    Finding truth and culpability of GMA on a variety of corruption crimes can be a total failure should President Aquino firmly pursues to keep CJ Davide on top of that body.

    I am convinced that naming CJ Davide to head the Truth Commission was not a well-thought of idea.

    Look for others guys. There are a lot better in our midst.

  9. Primer Pagunuran

    The Filipino people find themselves in a fix, if not a state of polarization has already infested the High Court.

    Those who have read the decision of the Supreme Court may find it traditionally if not by intellectual tradition, chronically mainstream. There is nothing in its line of thinking that is not already known by any ordinary man in the street. True, there should be an equal protection of law, nothing arbitrary. True, the Truth Commissions created in other country models or similar local commissions created in the past differ in “context as in content” with this Executive Order No. 1.

    We have been seeing more of the same. “Crimes” we would have been interested to know, more objectively, are again to be hidden from public view. They block P-Noy, they hide the facts, they don’t want anything more said about “Hello Garci”, “Hello Benjie”, and all that.

    Some more truths have been hidden. We all must be interested to find out and by refusal to delve on this ‘reopening to a reawakening’ will find themselves unbenefiting from a new intellectual environment being introduced by P-Noy in our body polity.

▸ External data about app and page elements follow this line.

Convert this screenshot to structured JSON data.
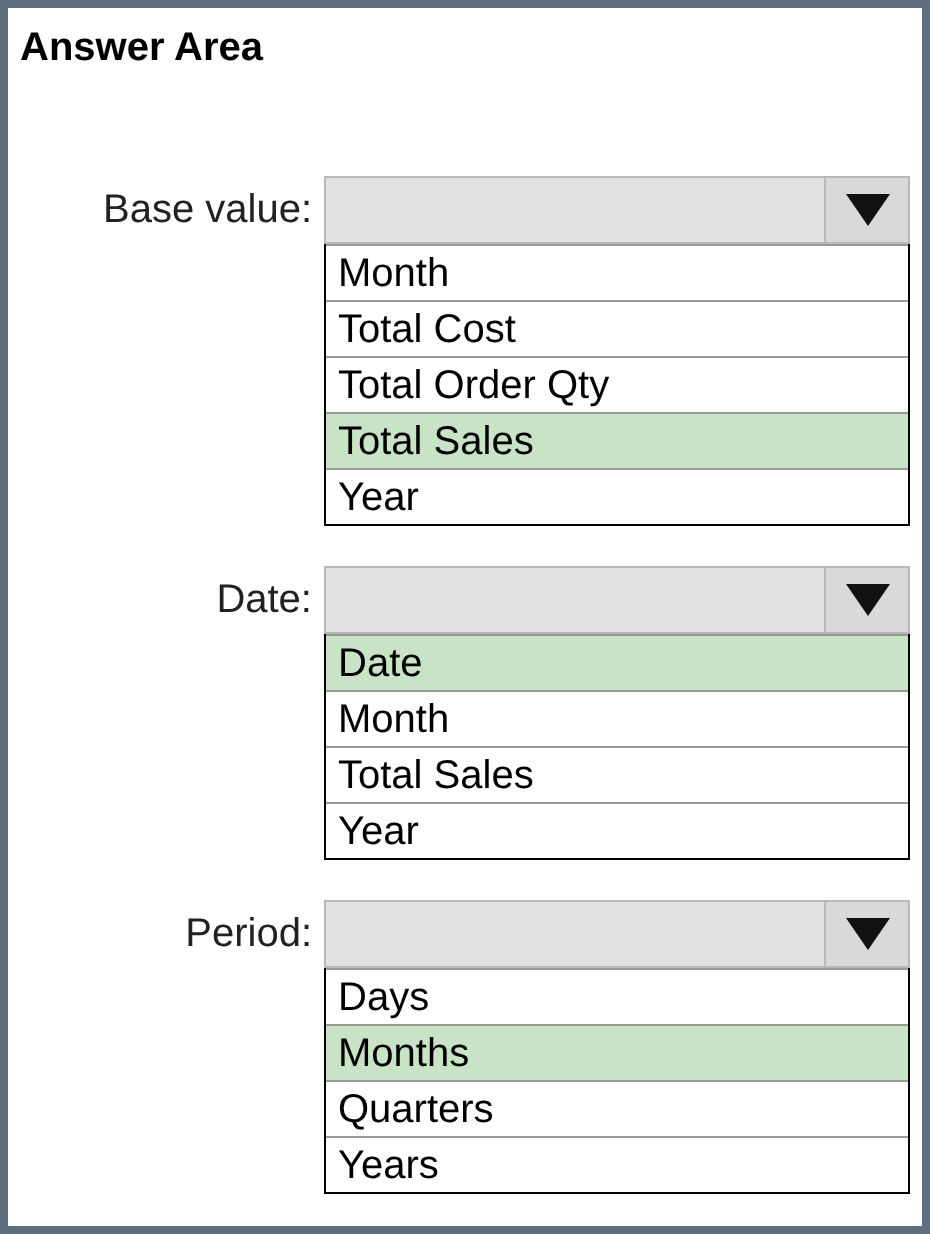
{
  "title": "Answer Area",
  "groups": [
    {
      "label": "Base value:",
      "options": [
        {
          "text": "Month",
          "selected": false
        },
        {
          "text": "Total Cost",
          "selected": false
        },
        {
          "text": "Total Order Qty",
          "selected": false
        },
        {
          "text": "Total Sales",
          "selected": true
        },
        {
          "text": "Year",
          "selected": false
        }
      ]
    },
    {
      "label": "Date:",
      "options": [
        {
          "text": "Date",
          "selected": true
        },
        {
          "text": "Month",
          "selected": false
        },
        {
          "text": "Total Sales",
          "selected": false
        },
        {
          "text": "Year",
          "selected": false
        }
      ]
    },
    {
      "label": "Period:",
      "options": [
        {
          "text": "Days",
          "selected": false
        },
        {
          "text": "Months",
          "selected": true
        },
        {
          "text": "Quarters",
          "selected": false
        },
        {
          "text": "Years",
          "selected": false
        }
      ]
    }
  ]
}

    Later, I shall critic more thoroughly on the Truth Commission in a separate piece.